orting out finances on separation and divorce can be complicated and stressful, and we have considerable experience at resolving many of the key issues that can arise.
Most couples will have integrated their joint financial affairs, with perhaps one spouse becoming the main breadwinner while the other may have become financially dependent. The ownership of financial assets, meanwhile, is divided for tax or other reasons.
While it can be difficult in some circumstances, it is always in the best interest of both parties to leave emotions to one side, think about their changed financial circumstances, and agree on the way forward – providing stability and reducing the costs that can be incurred.
How best to go forward?
The first step is to pull together all your financial information – this is called “financial disclosure”. Both parties should do this, and then exchange the information. This can be done formally or informally, in mediation, through collaborative law or through divorce lawyers negotiating on your behalf.
If there is one set of figures that both parties and their representatives can work from, there is a far better chance of a speedier – and fairer – resolution.
Sometimes there may be a temptation to hide incomes and assets and not disclose them. This is not advisable. The courts have wide powers to ensure that there is full financial disclosure and that the incomes and assets are preserved. The law sets out a framework for the division of incomes and assets on divorce. This provides a foundation to construct an agreement between the parties. Expert legal advisers can assist by explaining the framework and what the court is likely to see as fair and reasonable to both parties.
Dealing with the complicationsMatters can become complicated where one party has an interest or potential interest in a trust, or where one party has a significantly larger pension scheme than the other.
Pension benefits can be more valuable than the family home, and calculating how they should be divided is a complex issue - particularly where a “final salary scheme” is involved. The Courts will generally insist on an independent, expert financial opinion as to how such assets should be shared.

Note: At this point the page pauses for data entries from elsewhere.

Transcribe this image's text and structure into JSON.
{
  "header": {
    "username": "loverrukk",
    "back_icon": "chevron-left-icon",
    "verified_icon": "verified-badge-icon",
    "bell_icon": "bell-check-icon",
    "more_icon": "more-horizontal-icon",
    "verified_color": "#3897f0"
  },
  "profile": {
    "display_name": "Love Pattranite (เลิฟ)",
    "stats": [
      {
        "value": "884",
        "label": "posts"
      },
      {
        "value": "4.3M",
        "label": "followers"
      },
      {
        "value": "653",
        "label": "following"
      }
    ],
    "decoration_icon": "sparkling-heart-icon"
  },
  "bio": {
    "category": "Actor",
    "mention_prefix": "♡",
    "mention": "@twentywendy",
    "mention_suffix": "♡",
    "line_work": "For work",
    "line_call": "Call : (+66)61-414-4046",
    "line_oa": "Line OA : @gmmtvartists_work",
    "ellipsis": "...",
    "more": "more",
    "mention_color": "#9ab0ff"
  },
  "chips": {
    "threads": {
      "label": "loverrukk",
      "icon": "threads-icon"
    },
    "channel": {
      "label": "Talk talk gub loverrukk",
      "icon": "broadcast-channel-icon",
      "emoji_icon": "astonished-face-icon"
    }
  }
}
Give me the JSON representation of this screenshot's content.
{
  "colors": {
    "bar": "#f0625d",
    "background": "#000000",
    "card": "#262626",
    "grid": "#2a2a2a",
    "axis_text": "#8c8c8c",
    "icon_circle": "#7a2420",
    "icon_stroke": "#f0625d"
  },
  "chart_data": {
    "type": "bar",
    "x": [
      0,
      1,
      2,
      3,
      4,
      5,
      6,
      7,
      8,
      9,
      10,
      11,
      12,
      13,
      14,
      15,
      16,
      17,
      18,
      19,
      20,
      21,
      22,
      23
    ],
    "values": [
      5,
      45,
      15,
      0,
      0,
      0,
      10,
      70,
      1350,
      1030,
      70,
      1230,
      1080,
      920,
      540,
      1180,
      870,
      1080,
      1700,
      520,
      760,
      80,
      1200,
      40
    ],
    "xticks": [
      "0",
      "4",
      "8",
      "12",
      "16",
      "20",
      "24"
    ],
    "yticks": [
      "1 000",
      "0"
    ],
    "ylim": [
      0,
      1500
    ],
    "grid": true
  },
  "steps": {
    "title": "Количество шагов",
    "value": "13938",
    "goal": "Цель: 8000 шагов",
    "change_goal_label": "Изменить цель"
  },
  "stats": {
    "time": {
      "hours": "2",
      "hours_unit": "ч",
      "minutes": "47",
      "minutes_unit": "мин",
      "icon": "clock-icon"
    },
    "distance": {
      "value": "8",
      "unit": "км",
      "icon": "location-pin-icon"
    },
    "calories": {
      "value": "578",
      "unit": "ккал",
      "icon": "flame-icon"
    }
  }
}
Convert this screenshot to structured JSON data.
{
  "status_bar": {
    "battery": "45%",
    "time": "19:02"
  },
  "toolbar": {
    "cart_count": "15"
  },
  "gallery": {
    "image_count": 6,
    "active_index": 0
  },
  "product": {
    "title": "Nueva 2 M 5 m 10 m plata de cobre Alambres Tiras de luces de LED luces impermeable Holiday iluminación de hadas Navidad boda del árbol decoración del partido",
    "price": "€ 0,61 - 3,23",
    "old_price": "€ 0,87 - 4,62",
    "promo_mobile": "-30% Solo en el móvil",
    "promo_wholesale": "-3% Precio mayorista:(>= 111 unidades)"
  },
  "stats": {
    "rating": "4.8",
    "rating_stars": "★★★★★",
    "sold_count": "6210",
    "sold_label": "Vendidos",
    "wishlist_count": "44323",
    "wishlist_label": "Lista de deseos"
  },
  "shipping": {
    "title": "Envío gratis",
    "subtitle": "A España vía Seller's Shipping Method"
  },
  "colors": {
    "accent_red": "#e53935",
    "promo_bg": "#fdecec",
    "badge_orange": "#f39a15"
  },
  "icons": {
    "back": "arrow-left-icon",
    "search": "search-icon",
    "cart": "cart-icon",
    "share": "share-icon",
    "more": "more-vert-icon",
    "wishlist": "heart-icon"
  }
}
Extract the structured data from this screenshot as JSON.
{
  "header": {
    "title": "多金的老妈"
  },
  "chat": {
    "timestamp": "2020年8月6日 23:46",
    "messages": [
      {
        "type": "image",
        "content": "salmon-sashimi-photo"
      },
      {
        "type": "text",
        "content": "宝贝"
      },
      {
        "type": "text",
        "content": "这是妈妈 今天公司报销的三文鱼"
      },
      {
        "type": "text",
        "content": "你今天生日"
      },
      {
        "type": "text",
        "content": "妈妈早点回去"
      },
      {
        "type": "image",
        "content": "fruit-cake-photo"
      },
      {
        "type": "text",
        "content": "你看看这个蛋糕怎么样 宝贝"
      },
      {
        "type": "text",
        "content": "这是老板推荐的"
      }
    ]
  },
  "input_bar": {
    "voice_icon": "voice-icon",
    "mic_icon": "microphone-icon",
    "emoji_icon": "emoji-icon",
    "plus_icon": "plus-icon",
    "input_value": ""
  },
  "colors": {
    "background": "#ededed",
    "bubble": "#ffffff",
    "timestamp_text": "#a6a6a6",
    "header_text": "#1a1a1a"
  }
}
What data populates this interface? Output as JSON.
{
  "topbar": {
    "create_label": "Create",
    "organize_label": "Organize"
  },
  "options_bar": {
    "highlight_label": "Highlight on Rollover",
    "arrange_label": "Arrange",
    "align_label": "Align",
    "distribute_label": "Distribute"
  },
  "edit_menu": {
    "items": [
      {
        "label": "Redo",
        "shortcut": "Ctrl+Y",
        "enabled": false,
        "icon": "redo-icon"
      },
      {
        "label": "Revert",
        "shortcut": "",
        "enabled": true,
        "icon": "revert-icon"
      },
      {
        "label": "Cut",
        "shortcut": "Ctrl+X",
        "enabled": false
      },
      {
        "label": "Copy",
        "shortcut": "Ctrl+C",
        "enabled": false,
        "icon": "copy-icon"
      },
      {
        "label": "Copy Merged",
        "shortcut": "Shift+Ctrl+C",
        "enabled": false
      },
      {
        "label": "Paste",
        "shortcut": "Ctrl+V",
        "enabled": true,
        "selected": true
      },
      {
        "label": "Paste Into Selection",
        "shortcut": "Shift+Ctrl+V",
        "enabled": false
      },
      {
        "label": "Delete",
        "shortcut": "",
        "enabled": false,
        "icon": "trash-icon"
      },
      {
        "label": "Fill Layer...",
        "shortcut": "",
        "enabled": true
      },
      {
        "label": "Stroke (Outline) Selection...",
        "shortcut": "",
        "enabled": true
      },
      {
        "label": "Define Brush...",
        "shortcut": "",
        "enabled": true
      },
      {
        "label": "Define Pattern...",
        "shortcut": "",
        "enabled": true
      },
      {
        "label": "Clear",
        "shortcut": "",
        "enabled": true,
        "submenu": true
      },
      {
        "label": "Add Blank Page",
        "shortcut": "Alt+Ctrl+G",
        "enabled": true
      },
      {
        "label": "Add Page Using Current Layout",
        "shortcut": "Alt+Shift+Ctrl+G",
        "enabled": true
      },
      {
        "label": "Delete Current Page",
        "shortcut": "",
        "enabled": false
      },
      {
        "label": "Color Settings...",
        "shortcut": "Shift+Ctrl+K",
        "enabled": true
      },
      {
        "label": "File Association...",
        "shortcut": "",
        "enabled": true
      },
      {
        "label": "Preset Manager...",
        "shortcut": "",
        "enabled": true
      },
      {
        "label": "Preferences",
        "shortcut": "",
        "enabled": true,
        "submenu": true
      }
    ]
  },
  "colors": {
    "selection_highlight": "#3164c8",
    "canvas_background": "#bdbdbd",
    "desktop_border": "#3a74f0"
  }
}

The division of savings and investments can also be complicated, especially as division can result in penalty charges and tax implications. Financial advice may assist in reducing these costs.
Insurances covering the death illness or disability of either party may need to be reviewed and rearranged. It may also be sensible to effect new policies, for example to cover maintenance payments which could be affected by one party’s inability to work.
It may also be sensible to review Mortgage arrangements to ensure that the family home can be retained or, if possible, that both parties are able to own a suitable property going forwards.
When making the divorce settlement final – and dealing with the aftermath – it is generally sensible to enshrine the final agreement into a Court Order so that it becomes full and final. Without this it may be possible for one party to bring a claim against the other at some future date.
Divorce and separation can result in eligibility for State Benefits for one or both of the partners, and claiming these can be important - particularly where it becomes difficult to fund two sets of living expenses.
It is important to note that, if an existing will names a former spouse as a beneficiary, any such provision will automatically be revoked by a decree. It is always sensible to review a will and often important to write a completely new one following divorce.
Many people also appoint their spouse as their Attorney. Divorce will automatically remove an ex-spouse from this position and, if a Replacement Attorney was nominated in the original Power of Attorney they will automatically be appointed instead. It is still, however, generally sensible to review any Powers of Attorney which are in existence to ensure that they remain appropriate.
Further help and adviceWe suggest that anyone who is seeking advice in relation to divorce or separation also contacts: Relate which offers relationship counselling and a range of other services which can provide support and assistance
Resolution which is an organisation of family lawyers and other professionals committed to the constructive resolution of family disputes. Their members follow a Code of Practice which promotes a non-confrontational approach to family problems and encourages solutions that consider the needs of the whole family, in particular the best interests of children.